The eyes of the dancing men glared at her as she skipped and danced between them, always being where they weren’t. The drums had her feet, and they went where the beat sent them.
And then …
… there was someone else there.
It was like the feeling of someone behind her — but it was also the feeling of someone in front of her, and beside her, and above her, and below her, all at once.
The dancers froze, but the world spun. The men were just black shadows, darker outlines in the darkness. The drumbeats stopped and there was one long moment as Tiffany turned gently and silently, arms out, feet not touching the ground, her face turned towards stars that were as cold as ice and sharp as needles.
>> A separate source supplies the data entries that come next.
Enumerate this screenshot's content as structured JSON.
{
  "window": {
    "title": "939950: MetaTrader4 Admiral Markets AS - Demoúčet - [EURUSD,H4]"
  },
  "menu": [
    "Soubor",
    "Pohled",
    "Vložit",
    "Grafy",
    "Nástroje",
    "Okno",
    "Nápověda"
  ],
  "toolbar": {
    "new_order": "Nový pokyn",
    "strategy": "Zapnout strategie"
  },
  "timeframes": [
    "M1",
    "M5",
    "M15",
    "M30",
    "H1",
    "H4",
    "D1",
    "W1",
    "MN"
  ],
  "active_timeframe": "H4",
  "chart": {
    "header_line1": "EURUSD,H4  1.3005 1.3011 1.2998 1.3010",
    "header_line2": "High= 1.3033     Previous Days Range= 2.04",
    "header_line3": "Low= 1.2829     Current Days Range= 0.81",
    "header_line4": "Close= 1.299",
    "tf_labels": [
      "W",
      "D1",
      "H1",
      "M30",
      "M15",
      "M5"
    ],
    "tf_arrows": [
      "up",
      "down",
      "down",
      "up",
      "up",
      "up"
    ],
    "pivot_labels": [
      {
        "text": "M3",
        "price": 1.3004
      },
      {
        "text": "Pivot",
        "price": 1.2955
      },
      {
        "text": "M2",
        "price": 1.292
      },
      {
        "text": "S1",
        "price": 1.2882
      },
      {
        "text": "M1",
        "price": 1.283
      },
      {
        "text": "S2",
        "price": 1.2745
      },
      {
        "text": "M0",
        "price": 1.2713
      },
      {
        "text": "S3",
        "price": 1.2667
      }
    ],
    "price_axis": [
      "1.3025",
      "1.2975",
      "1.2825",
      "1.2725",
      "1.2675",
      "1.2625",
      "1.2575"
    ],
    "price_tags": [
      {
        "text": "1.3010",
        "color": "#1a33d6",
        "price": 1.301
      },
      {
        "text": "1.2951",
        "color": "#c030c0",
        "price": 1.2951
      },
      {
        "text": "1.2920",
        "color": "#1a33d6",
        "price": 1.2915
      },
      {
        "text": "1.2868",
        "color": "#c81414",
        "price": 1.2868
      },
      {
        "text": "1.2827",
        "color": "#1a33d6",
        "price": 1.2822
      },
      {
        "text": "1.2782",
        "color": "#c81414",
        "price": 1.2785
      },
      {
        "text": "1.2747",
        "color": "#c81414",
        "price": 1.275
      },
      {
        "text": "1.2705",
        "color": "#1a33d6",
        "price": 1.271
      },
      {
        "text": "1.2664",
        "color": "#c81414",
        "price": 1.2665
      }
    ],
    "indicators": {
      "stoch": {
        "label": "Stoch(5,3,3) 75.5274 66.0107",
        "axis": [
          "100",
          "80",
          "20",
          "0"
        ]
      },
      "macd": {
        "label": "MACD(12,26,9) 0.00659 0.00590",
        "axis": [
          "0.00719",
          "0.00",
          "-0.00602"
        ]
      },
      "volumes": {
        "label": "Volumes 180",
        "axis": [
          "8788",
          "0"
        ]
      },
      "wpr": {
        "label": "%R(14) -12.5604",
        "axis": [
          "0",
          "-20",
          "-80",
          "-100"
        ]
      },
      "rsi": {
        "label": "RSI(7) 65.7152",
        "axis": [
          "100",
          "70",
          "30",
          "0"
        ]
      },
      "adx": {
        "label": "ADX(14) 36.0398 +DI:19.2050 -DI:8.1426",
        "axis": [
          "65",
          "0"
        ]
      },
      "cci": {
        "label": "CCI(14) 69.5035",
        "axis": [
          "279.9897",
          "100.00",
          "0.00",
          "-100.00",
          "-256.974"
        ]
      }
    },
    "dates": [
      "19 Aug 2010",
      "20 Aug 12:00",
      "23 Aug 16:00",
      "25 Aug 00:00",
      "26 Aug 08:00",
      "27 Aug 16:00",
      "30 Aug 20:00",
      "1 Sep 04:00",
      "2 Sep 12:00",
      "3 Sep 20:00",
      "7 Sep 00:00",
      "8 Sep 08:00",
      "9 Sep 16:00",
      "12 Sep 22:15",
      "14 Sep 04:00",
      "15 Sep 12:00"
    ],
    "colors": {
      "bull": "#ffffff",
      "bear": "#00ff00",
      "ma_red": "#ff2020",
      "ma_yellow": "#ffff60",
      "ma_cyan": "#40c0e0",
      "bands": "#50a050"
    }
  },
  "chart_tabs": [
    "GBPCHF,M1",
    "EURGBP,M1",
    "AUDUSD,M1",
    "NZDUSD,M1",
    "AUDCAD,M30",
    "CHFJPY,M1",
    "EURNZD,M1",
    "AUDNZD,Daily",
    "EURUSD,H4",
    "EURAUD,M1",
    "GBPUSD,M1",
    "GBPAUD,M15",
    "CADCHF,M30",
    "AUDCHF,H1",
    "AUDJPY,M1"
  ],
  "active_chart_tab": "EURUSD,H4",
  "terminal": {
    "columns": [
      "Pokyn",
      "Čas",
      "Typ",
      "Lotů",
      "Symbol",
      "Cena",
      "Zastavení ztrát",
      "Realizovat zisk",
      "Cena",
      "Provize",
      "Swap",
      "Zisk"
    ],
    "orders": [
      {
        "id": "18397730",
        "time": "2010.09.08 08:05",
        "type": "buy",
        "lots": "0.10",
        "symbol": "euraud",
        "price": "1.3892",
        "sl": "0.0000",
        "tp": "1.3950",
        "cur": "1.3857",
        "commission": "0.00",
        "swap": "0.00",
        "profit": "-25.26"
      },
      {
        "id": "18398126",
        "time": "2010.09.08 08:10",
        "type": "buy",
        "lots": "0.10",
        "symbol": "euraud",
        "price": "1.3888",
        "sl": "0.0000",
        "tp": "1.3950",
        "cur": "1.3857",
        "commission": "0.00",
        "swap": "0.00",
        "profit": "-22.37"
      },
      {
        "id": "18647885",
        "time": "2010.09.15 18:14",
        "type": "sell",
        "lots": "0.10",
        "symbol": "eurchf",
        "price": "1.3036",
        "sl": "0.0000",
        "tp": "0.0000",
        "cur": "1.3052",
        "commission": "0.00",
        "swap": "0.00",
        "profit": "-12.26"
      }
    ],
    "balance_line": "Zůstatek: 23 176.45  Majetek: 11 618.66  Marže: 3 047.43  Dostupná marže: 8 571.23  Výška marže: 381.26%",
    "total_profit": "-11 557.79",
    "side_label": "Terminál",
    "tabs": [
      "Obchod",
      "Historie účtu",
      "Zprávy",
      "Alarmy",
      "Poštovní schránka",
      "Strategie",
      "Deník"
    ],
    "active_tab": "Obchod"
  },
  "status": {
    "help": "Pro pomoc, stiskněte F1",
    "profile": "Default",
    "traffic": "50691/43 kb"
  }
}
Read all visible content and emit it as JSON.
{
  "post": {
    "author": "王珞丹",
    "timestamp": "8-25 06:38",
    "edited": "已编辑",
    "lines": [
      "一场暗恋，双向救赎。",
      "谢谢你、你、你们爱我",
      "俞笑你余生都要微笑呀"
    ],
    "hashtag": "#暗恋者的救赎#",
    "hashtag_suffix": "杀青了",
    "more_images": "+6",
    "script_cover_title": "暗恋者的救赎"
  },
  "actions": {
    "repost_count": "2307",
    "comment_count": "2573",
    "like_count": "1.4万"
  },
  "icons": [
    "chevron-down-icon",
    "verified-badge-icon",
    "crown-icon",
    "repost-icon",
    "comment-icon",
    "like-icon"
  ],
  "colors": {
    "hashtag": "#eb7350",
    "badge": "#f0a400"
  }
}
It felt … wonderful.
A voice said: “Who are you?” It had an echo, or perhaps two people had said it at almost the same time.
The beat came back, suddenly, and six men crashed into her. (pp. 41–42)
Tiffany has danced with the wintersmith, and he has fallen for her. He who has previously only known how to make weather, to touch summer briefly in their eternal dance, replacing her and being replaced by her in turn now knows another way of being entirely. Dancing with Tiffany, he knows what it is like to be one rather than many, to be particular rather than general. He knows an individual, and just as surely, he knows love. He shapes every snowflake in her image, he makes icebergs in her likeness, he offers her ice roses so delicate the first rays of dawn cause them to melt. He wants nothing more than to share the wondrousness of winter with her. Forever.
The rest of the book is about Tiffany trying to get out of the situation that her feet got her — and the rest of Lancre and the Chalk and everywhere else — into.
“She’s danced her way into the oldest story there is,” [said Granny Weatherwax,] and the only way out is through the other end. The only way, Miss Tick”
Miss Tick sighed. Stories, she thought. Granny Weatherwax believes the world is all about stories. Oh well, we all have our funny little ways. Except me, obviously. (p. 97)
Pratchett develops other themes along the way, and the Mac Nac Feegle are around mostly to offer comic relief, but the title of the book tells the main point of the tale. The wintersmith not only wants to share winter with Tiffany, he wants it badly enough to try to become human. It’s a touching aspect to a story that could have easily made his desire simply monstrous. Instead, Pratchett shows a desire to understand and a marvelous effort to overcome a difference that was, until the moment of the dance, unimaginable for him.
In several of the Discworld books, Pratchett has said that there is no justice; there’s just us. He hits that note again, as the consequences of Tiffany’s dance become clearer when winter deepens. “It was lonely on the hill, and cold. And all you could do was keep going. You could scream, cry and stamp your feet, but apart from making you feel warmer it wouldn’t do any good. You could say it was unfair, and that was true, but the universe didn’t care because it didn’t know what ‘fair’ meant. That was the big problem with being a witch. It was up to you. It was always up to you.” (p. 260)
One more bit of unfairness is particularly poignant now. Pratchett wrote Wintersmith about a year before he was diagnosed with the early-onset form of Alzheimer’s that eventually killed him in 2015. In this quote, Roland — the Baron’s son from previous Tiffany Aching stories — is telling the Mac Nac Feegle about his time in the Dreamlands: “She had pets that feed you dreams until you die of hunger. I hate things that try to take away what you are. I want to kill those things, Mr Anybody. I want to kill all of them. When you take away memories, you take away the person. Everything they are.” (p. 342)
At least Tiffany Aching got through to the end of her story and out on the other side.